What you are wanting to do is not what MQTT was/is designed for. Subscribing is not just for Christmas :slight_smile:

Having said that, there has been a requirement for a while to have another type of MQTT in node that is triggerable and it would be great to have it


#16

Why? The overheads are trivial. I believe that when nothing relevant is happening on the connection then all that happens is an occasional keep alive message. This will have no measurable effects on anything.


#17

I don't believe that is what @knolleary meant. I believe that he thought you intended to subscribe to all topics on the broker, which is not the case.
In addition I think that if you imagine that there were an mqtt node that could be enabled and disabled by a trigger I think that you might well find the solution more complex than that using a permanent connection and the Join node, as you would need some sort or triggering system to enable it and later disable it, and you would still need the Join node or some similar mechanism to combine the value with that from the other topic.


#18

@colin - trivial maybe - but do cost something either in terms of memory, power, or actual $$$ (if say over a mobile phone link)


#19

True, but if saving any of those was important then I suspect that closing the mqtt connection would be unlikely be the best way of saving something.


#20

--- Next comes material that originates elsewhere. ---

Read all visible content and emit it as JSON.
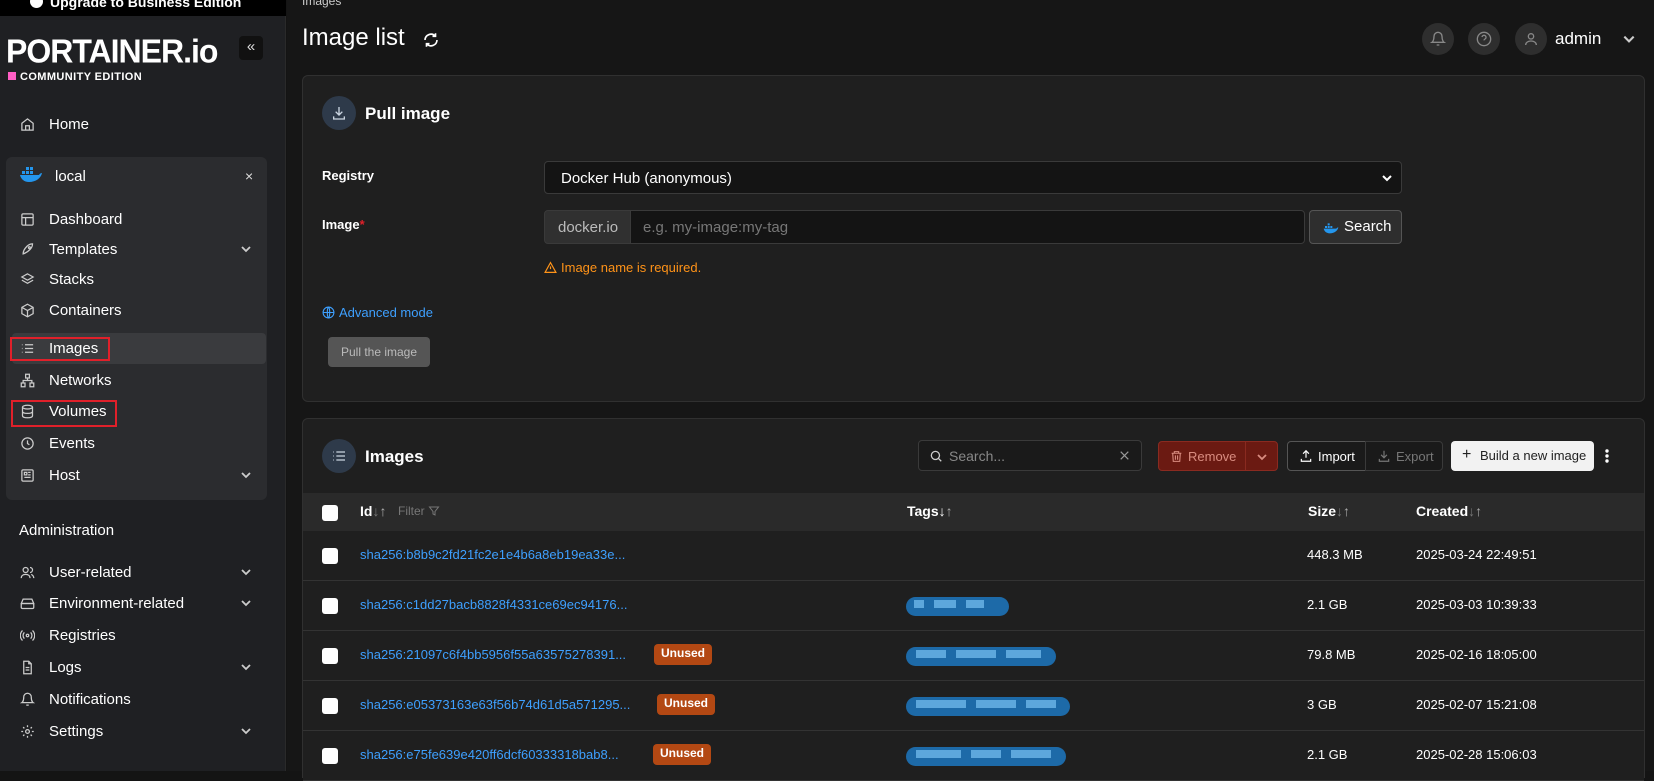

It appears that this is boiling down to the overhead of sustaining a persistent connection. MQTT is by design a light weight protocol and it does that very well and efficiently when exchanging data. However, if there is no data to exchange for long periods of time, i.e. days/weeks, then even a keepalive pings every minute, or whatever configured, IS creating wasteful network overhead. If you multiply that by perhaps 100 connections being maintained to a server, which I can think of a very real use case in the logistics industry, and those 100 connections are over a satellite link, or GSM network, or even a RF Lora type network, well now it really matters. In the global B2B domain, there remains significant network infrastructure in which ALL network traffic has a accumulating cost, and those costs can be significant at scale.

Indeed, MQTT is a publish/subscribe model. That doesn't necessarily mean that the publishing and subscribing functions must, or will, occur in real time. Hence why the retain flag exists at all. MQTT has been designed from the ground up with the idea of unreliable network connections. Again, this is why we have retain, qos, and lwt abilities.

In considering more use case scenarios, I think now there is also the need for not only an on demand, dynamic MQTT-IN type node that does the connect/subscribe/disconnect, but also an MQTT-OUT node to allow for event driven connect/publish/disconnect. Perhaps that can be accomplished within a single node structure (which I think has merit), but, again, I'm not a heavy duty coder so I can't really comment on the software engineering here.

I think node-red is a very, very important platform towards pushing the adoption of MQTT across multiple types of business domains. But, as MQTT is adopted, if node-red makes it too challenging or awkward or convoluted to perform a simple task, or doesn't provide enough flexibility to adopt to wide, unpredictable use cases, then designers will find other solutions.

It already has a beautifully, simplistic method to drop in a subscribe or publish node that seems to work flawlessly, but those create persistent connections and only connect on a reload/restart which is a no-go in a production, high availability deployment. Both of those are problematic in many use cases so, again, I'm just suggesting there is merit and value in having these nodes be able to be dynamically controlled via events.

Cheers,
Brian